What are Varicose Veins?
Varicose veins appear as twisted, rope-like and enlarged veins and are often dark blue in color, located near or raised above the surface of the skin. They can vary in size and severity, from small to large and very visibly pronounced. Once they appear, they never improve on their own and require treatment to be eliminated. Varicose veins are most commonly seen on the legs, but they can occur anywhere on the body. These veins can result from broken valves in veins underlying the skin that are not visible to the eye. In the legs, the underlying veins are called the Saphenous and Perforator Systems of Veins, and they connect to even deeper veins which are well below the skin’s surface, under the muscles of the leg.

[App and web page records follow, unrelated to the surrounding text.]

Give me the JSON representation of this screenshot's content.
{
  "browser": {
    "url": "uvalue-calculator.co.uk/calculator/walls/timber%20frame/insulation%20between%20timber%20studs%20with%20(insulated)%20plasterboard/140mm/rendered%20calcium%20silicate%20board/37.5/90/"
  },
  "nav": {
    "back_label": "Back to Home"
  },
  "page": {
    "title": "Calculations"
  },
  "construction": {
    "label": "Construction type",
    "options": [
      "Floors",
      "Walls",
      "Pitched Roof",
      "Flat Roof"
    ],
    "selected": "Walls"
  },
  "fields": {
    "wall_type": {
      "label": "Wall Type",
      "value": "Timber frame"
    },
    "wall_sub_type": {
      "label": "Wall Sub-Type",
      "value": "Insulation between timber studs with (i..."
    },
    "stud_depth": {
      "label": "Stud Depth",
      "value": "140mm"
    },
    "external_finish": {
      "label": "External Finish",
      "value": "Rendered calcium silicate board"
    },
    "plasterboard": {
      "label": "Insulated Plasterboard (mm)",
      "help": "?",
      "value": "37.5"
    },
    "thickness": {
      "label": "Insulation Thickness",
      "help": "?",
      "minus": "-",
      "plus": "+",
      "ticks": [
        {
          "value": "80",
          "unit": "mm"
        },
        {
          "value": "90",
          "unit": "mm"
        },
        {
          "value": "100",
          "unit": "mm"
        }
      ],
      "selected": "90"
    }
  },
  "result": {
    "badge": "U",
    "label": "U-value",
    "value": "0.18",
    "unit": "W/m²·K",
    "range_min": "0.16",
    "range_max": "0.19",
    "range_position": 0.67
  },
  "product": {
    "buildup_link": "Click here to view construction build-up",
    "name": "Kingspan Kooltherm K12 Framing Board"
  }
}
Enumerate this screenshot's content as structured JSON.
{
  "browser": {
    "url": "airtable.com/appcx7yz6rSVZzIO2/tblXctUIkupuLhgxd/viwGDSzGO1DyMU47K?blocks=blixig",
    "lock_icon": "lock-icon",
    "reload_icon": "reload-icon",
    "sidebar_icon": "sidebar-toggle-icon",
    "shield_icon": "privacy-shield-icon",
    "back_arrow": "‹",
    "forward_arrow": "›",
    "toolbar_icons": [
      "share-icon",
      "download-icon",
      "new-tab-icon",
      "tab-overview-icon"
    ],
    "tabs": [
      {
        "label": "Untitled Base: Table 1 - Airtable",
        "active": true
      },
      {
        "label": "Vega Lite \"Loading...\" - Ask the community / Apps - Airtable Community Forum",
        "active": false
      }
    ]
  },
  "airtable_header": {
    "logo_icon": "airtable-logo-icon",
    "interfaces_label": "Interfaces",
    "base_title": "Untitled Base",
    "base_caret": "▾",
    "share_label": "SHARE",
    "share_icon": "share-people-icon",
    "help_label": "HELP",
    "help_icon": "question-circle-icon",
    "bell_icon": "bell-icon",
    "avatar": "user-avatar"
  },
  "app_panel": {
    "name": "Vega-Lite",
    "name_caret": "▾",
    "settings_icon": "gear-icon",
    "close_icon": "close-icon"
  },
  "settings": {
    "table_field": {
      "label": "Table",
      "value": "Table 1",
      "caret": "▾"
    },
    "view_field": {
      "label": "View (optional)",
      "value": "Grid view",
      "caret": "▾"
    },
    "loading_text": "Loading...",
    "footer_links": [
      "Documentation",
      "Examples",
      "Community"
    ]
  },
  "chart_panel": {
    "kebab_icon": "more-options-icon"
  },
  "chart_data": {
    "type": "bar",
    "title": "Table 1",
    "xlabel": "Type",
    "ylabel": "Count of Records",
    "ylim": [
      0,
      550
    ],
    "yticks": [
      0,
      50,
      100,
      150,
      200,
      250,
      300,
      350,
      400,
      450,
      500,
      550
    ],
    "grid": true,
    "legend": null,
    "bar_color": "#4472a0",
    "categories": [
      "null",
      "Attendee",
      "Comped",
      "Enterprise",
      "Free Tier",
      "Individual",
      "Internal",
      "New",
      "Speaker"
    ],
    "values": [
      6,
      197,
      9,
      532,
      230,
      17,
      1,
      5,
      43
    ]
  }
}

When veins are healthy, one way valves inside the veins direct the flow of blood in the leg upward toward the heart. When one or more of these valves fails to function, the blood in the malfunctioning vein flows in the reverse direction, causing the veins under the skin to engorge and distend. The “back up” of blood flow increases the pressure in the veins to a level that is three to four times the normal. This high pressure then causes the veins to bulge and stretch, and often results in inflammation and pain.

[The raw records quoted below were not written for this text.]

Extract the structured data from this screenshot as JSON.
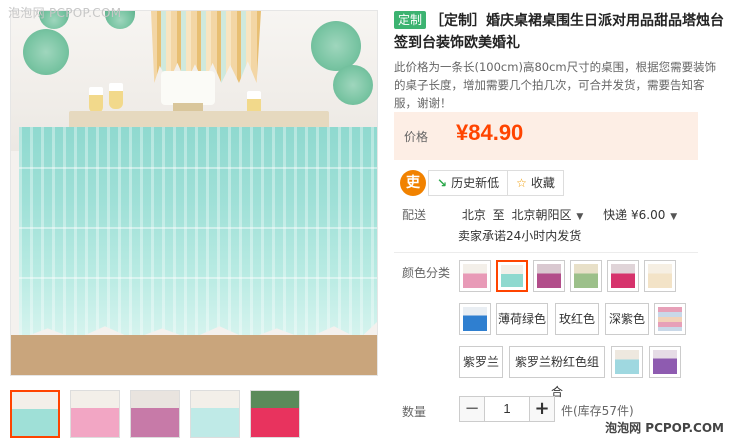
{
  "watermark_top": "泡泡网 PCPOP.COM",
  "watermark_bottom": "泡泡网 PCPOP.COM",
  "product": {
    "tag": "定制",
    "title": "［定制］婚庆桌裙桌围生日派对用品甜品塔烛台签到台装饰欧美婚礼",
    "description": "此价格为一条长(100cm)高80cm尺寸的桌围，根据您需要装饰的桌子长度，增加需要几个拍几次，可合并发货，需要告知客服，谢谢！"
  },
  "price": {
    "label": "价格",
    "value": "¥84.90"
  },
  "actions": {
    "zhi_icon_text": "吏",
    "history_label": "历史新低",
    "favorite_label": "收藏"
  },
  "shipping": {
    "label": "配送",
    "from": "北京",
    "to_word": "至",
    "to": "北京朝阳区",
    "method": "快递",
    "fee": "¥6.00",
    "promise": "卖家承诺24小时内发货"
  },
  "color": {
    "label": "颜色分类",
    "text_options": [
      "薄荷绿色",
      "玫红色",
      "深紫色",
      "紫罗兰",
      "紫罗兰粉红色组合"
    ]
  },
  "quantity": {
    "label": "数量",
    "minus": "−",
    "plus": "+",
    "value": "1",
    "stock": "件(库存57件)"
  },
  "colors": {
    "accent": "#ff4400",
    "price_bg": "#fdeee5",
    "tag_bg": "#3cb371",
    "mint": "#9fe0d7"
  }
}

Varicose veins do not just suddenly occur. It may take years for signs and symptoms to develop. Genetics and inheritance play a major role in their occurrence, but anyone can develop them, even without a family history. They commonly occur during pregnancy and in people that have had certain types of leg injuries or deep vein blood clots. People that work in jobs that require prolonged standing or sitting are also at higher risk. Not surprisingly, many of our patients work as teachers, nurses, assembly line workers, pharmacists, bartenders, construction workers, and cashiers. A physical exam along with ultrasound is necessary to determine the extent and severity of the varicose veins, to determine if the varicose veins are caused by broken valves in the veins underlying the skin. Although less common, it is possible to have varicose veins and not experience painful symptoms.
Symptoms of varicose veins include:
- Pain or a heavy feeling in the legs relieved by elevation
- Large twisted veins the bulge above the surface of the skin
- Swelling of the ankle or lower leg
- Discolored, dry, itchy skin near the ankle
- A rash or skin ulceration on the ankle or lower leg
Why Varicose Veins Should be Treated
Varicose veins are common and they can be painful, unattractive and worsen over time. Varicose veins can cause legs and feet to swell, create a sense of fatigue in leg muscles, and throbbing and cramping at night. The skin surrounding the veins may also itch and burn. In some severe cases, venous insufficiency may develop, preventing normal blood return to the heart which can lead to problems like deep-vein thrombosis (blood clot). Patients with venous insufficiency often benefit from medical treatment. Left untreated, varicose veins can lead to swelling, increased pain, skin discoloration, and ulcerations of the lower legs. These ulcerations are difficult to treat and can become easily infected and painful. Many of these symptoms and complications can be prevented by early treatment of varicose veins.